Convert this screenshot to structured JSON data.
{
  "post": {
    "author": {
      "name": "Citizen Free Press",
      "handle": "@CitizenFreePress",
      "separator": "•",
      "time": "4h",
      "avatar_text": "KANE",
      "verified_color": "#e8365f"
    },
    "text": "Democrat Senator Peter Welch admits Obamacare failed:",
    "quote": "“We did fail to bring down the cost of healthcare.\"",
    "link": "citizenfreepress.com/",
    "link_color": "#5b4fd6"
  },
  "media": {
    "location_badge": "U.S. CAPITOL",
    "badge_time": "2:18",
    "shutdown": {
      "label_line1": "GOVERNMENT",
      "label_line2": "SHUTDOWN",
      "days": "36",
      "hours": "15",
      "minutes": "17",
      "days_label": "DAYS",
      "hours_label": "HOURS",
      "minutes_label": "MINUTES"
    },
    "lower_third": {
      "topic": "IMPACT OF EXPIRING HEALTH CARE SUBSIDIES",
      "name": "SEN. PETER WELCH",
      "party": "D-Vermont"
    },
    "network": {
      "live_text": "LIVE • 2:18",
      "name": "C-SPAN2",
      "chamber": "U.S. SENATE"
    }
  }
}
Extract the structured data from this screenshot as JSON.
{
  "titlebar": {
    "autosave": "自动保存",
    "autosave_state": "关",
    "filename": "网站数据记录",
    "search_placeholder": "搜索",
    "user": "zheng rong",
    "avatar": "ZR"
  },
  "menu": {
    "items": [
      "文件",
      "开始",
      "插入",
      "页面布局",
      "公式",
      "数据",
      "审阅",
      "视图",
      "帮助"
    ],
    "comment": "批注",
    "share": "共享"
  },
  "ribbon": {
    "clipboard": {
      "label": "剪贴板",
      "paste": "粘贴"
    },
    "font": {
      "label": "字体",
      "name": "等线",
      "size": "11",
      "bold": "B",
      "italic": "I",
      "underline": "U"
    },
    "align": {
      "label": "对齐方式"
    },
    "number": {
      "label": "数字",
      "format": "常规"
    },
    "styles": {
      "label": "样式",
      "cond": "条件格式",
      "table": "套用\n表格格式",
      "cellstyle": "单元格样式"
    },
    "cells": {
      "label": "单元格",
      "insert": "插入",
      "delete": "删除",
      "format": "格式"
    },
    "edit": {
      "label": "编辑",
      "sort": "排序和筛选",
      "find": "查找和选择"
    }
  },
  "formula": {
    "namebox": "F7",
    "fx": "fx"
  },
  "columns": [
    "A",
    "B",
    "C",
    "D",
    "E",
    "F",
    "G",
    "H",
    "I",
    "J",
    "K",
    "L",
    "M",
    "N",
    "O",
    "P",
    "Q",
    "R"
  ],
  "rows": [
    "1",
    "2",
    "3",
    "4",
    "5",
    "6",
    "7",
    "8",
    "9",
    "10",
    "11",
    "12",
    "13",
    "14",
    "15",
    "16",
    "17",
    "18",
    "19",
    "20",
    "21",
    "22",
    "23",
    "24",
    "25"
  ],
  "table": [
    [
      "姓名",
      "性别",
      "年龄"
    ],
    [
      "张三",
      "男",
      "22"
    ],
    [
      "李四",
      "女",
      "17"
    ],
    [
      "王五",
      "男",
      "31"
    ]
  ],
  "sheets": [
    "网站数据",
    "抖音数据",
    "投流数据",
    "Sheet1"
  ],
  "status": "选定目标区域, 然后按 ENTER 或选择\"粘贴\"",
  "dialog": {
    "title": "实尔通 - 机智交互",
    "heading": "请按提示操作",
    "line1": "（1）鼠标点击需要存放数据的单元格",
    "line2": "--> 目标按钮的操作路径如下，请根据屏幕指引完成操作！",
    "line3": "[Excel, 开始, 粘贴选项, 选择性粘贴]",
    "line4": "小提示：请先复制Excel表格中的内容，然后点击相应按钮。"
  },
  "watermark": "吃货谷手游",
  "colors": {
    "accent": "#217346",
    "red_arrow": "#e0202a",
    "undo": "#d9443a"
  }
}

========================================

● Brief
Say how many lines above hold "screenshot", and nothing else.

● Task result
2